All were acquainted with the process of tilling the soil, and this lesson was to repeat itself to their minds every time they were employed in this work. He who studies from cause to effect will be an intelligent worker. He will know what must be the condition of the soil to ensure the best returns from the seed that is apparently thrown away. The early and the latter rains are essential to give moisture to the ground. The heat of the sun is needed; electricity must be conveyed to the buried seed, to cause it to burst its confines and spring into life. But who was to do all this work? Through unseen agencies the miracle-working power of God was revealed. 13LtMs, Ms 26, 1898, par. 9

The Lord would have the lessons of the sowing and the reaping connected by invisible links. The seed of itself has no power, but the Lord has furnished the soil with the needed properties which, combined, will produce a harvest. The Lord is the husbandman. His power alone can cause the sunshine, the clouds, the dew, the refreshing showers, and the properties in the air combine to cause the seed to spring up, “first the blade, then the ear, after that the full corn in the ear.” [Mark 4:28.] 13LtMs, Ms 26, 1898, par. 10

Christ now tells them the meaning of the parable.
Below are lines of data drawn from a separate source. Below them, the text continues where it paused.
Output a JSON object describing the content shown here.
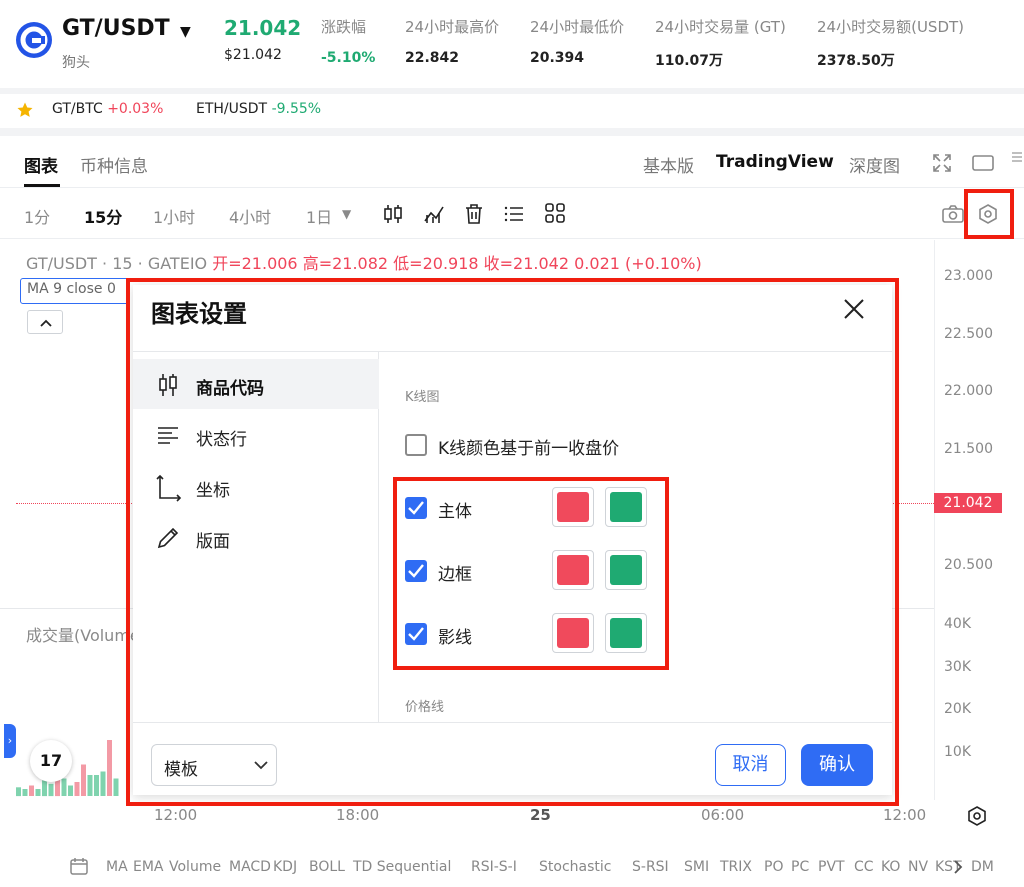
{
  "header": {
    "pair": "GT/USDT",
    "pair_caret": "▼",
    "subtitle": "狗头",
    "last_price": "21.042",
    "last_price_usd": "$21.042",
    "stats": [
      {
        "label": "涨跌幅",
        "value": "-5.10%"
      },
      {
        "label": "24小时最高价",
        "value": "22.842"
      },
      {
        "label": "24小时最低价",
        "value": "20.394"
      },
      {
        "label": "24小时交易量 (GT)",
        "value": "110.07万"
      },
      {
        "label": "24小时交易额(USDT)",
        "value": "2378.50万"
      }
    ]
  },
  "favorites": [
    {
      "symbol": "GT/BTC",
      "change": "+0.03%"
    },
    {
      "symbol": "ETH/USDT",
      "change": "-9.55%"
    }
  ],
  "tabs": [
    {
      "label": "图表"
    },
    {
      "label": "币种信息"
    }
  ],
  "modes": [
    {
      "label": "基本版"
    },
    {
      "label": "TradingView"
    },
    {
      "label": "深度图"
    }
  ],
  "timeframes": [
    {
      "label": "1分"
    },
    {
      "label": "15分"
    },
    {
      "label": "1小时"
    },
    {
      "label": "4小时"
    },
    {
      "label": "1日"
    }
  ],
  "timeframe_caret": "▼",
  "chart": {
    "legend_prefix": "GT/USDT · 15 · GATEIO",
    "legend_ohlc": "开=21.006  高=21.082  低=20.918  收=21.042  0.021 (+0.10%)",
    "ma_chip": "MA 9 close 0",
    "price_labels": [
      "23.000",
      "22.500",
      "22.000",
      "21.500",
      "20.500"
    ],
    "current_price_tag": "21.042",
    "volume_label": "成交量(Volume",
    "volume_labels": [
      "40K",
      "30K",
      "20K",
      "10K"
    ],
    "time_labels": [
      "12:00",
      "18:00",
      "25",
      "06:00",
      "12:00"
    ],
    "tv_logo": "17",
    "volume_bars": [
      {
        "v": 2.5,
        "up": true
      },
      {
        "v": 2.0,
        "up": true
      },
      {
        "v": 3.0,
        "up": false
      },
      {
        "v": 2.0,
        "up": true
      },
      {
        "v": 4.5,
        "up": true
      },
      {
        "v": 3.5,
        "up": true
      },
      {
        "v": 6.5,
        "up": false
      },
      {
        "v": 5.0,
        "up": true
      },
      {
        "v": 3.0,
        "up": true
      },
      {
        "v": 4.0,
        "up": false
      },
      {
        "v": 9.0,
        "up": false
      },
      {
        "v": 6.0,
        "up": true
      },
      {
        "v": 6.0,
        "up": true
      },
      {
        "v": 7.0,
        "up": true
      },
      {
        "v": 16.0,
        "up": false
      },
      {
        "v": 5.0,
        "up": true
      }
    ]
  },
  "indicators": [
    "MA",
    "EMA",
    "Volume",
    "MACD",
    "KDJ",
    "BOLL",
    "TD Sequential",
    "RSI-S-I",
    "Stochastic",
    "S-RSI",
    "SMI",
    "TRIX",
    "PO",
    "PC",
    "PVT",
    "CC",
    "KO",
    "NV",
    "KST",
    "DM"
  ],
  "modal": {
    "title": "图表设置",
    "sidebar": [
      {
        "label": "商品代码",
        "icon": "candlestick-icon"
      },
      {
        "label": "状态行",
        "icon": "lines-icon"
      },
      {
        "label": "坐标",
        "icon": "axis-icon"
      },
      {
        "label": "版面",
        "icon": "pencil-icon"
      }
    ],
    "section_kline": "K线图",
    "prev_close_label": "K线颜色基于前一收盘价",
    "rows": [
      {
        "label": "主体",
        "checked": true
      },
      {
        "label": "边框",
        "checked": true
      },
      {
        "label": "影线",
        "checked": true
      }
    ],
    "section_price_line": "价格线",
    "template_label": "模板",
    "cancel_label": "取消",
    "ok_label": "确认"
  },
  "colors": {
    "up": "#1faa72",
    "down": "#f0455a",
    "accent": "#2f6cf4",
    "highlight": "#f01e0f",
    "swatch_red": "#f04a5c",
    "swatch_green": "#1faa72"
  }
}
It is the kingdom of God that is represented. His Word is the seed. “Hear ye therefore the parable of the sower,” He says. “When anyone heareth the word of the kingdom, and understandeth it not, then cometh the wicked one, and catcheth away that which was sown in his heart. This is he which receiveth seed by the wayside. But he that receiveth the seed into stony places, the same is he that heareth the word, and anon with joy receiveth it; yet hath he not root in himself, but dureth for a while: for when tribulation or persecution ariseth because of the word, by and by he is offended. He also that receiveth seed among the thorns is he that heareth the word; and the care of this world, and the deceitfulness of riches, choke the word and he becometh unfruitful.” [Matthew 13:18-22.] 13LtMs, Ms 26, 1898, par. 11
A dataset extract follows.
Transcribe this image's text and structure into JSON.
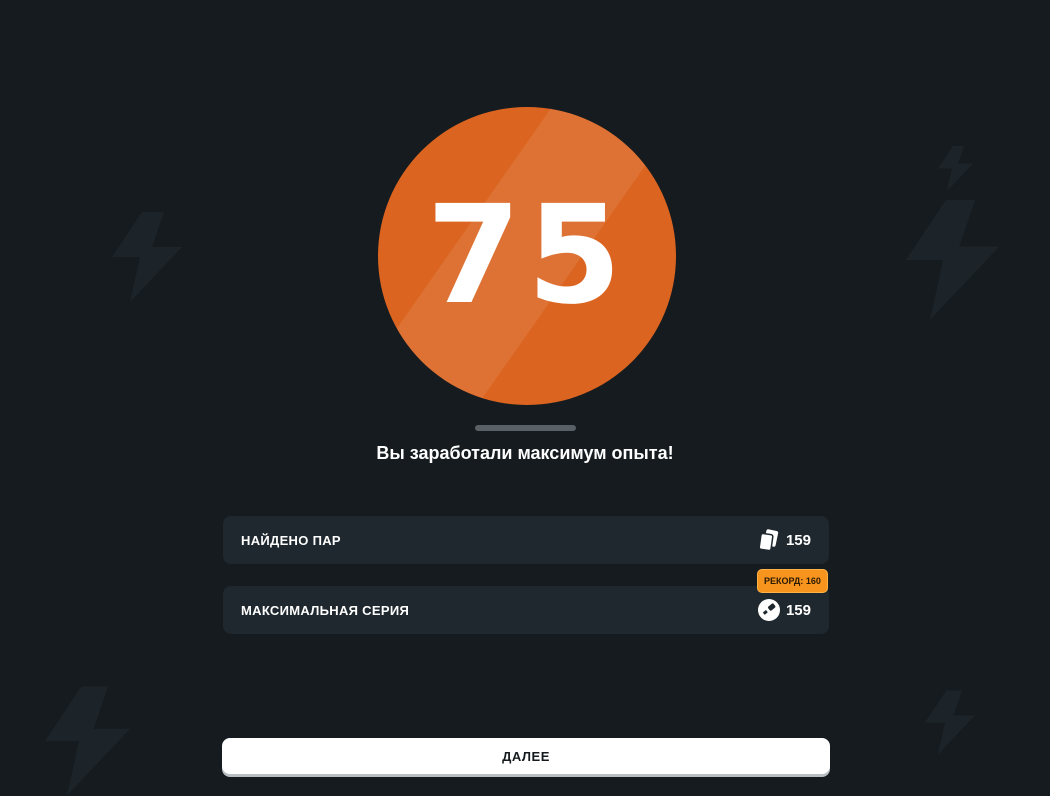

The thorns of sin grow without cultivation; they will grow in any soil; but grace must be carefully cultivated. The love of the world in the heart leaves no room for Christ. Those whose hearts are divided, claim to believe the truth, but do it not. They profess to accept Christ. They want the crown, but refuse to lift the cross. 13LtMs, Ms 26, 1898, par. 12

“But he that received seed into the good ground is he that heareth the word, and understandeth it; which also beareth fruit, and bringeth forth some an hundredfold, some sixty, some thirty.” [Verse 23.] 13LtMs, Ms 26, 1898, par. 13

The kingdom of God is a community of people who have united under the leadership of Christ. They feel honored in being His loyal subjects. They are as a united family. The disloyal subject is to return to his loyalty and give himself to God. Rebellion to the law of God keeps men under Satan’s rule, members of his apostate family, to resist the truth. 13LtMs, Ms 26, 1898, par. 14